You already know +, -, * and /. They're fun and all, but time to get to know %.

It's got a few names from what I can see, and people get very nitpicky about it. You'll hear it called "modulo", "modulus", "the remainder operator", but I like to just call it "mod".

What does it do?

You pass it two numbers, and it gives you whats left after you divide one number by another.

Let's look at some example.

4 % 2;
// returns 0

When you divide 4 by 2, you get exatly 2, with no remainder. The mod operator returns the remainder, so it's 0.

5 % 2;
// returns 1

When you divide 5 by 2, you get 2, with a remainder of 1. The mod operator returns the remainder, so it's 1;

17 % 5;
// returns 2

When you divide 17 by 5, you get 3, with a remainder of 2. The mod operator returns the remainder, so it's 2;
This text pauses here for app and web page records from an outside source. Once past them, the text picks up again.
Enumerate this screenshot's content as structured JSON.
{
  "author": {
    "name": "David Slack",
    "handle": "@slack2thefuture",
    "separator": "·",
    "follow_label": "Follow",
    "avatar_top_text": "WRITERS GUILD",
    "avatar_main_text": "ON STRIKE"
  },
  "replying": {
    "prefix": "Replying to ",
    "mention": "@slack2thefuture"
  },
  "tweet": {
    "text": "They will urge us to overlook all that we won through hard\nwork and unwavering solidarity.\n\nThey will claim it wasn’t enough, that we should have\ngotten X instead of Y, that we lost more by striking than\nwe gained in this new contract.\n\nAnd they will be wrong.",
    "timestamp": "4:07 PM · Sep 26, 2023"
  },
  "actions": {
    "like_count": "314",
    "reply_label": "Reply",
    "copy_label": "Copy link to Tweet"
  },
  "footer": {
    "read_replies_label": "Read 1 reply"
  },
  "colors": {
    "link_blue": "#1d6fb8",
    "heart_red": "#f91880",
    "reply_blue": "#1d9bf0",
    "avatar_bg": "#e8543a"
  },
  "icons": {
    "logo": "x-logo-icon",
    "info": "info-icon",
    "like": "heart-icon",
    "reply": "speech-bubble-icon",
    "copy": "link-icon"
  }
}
What's it good for?

You might look at this and wonder what the purpose of all this is? But where it comes in handy is when you want to loop through things, like an array of things, or for an animations.

Here's an example of an animation using mod.

See the Pen Using mod for an animation by LoFi (@loficodes) on CodePen.

We keep increasing the value of frame, and then create a value t using %;

const t = (frame % frameCount) / frameCount;

This now gives us a normalised number telling us where we are in the animation.

Using mod for user input to loop through an array works the same way.

See the Pen Choose a Beatle by LoFi (@loficodes) on CodePen.

One thing to be careful of here though is that, when a user decrements a value, if it goes below 0, mod will start returning negative numbers, and in the opposite direction. That's why the function chooseBeatle() has that its if statement.

const chooseBeatle = () => {
  if (currentBeatle < 0) {
    currentBeatle += beatles.length;
  beatle.innerText = beatles[currentBeatle % beatles.length];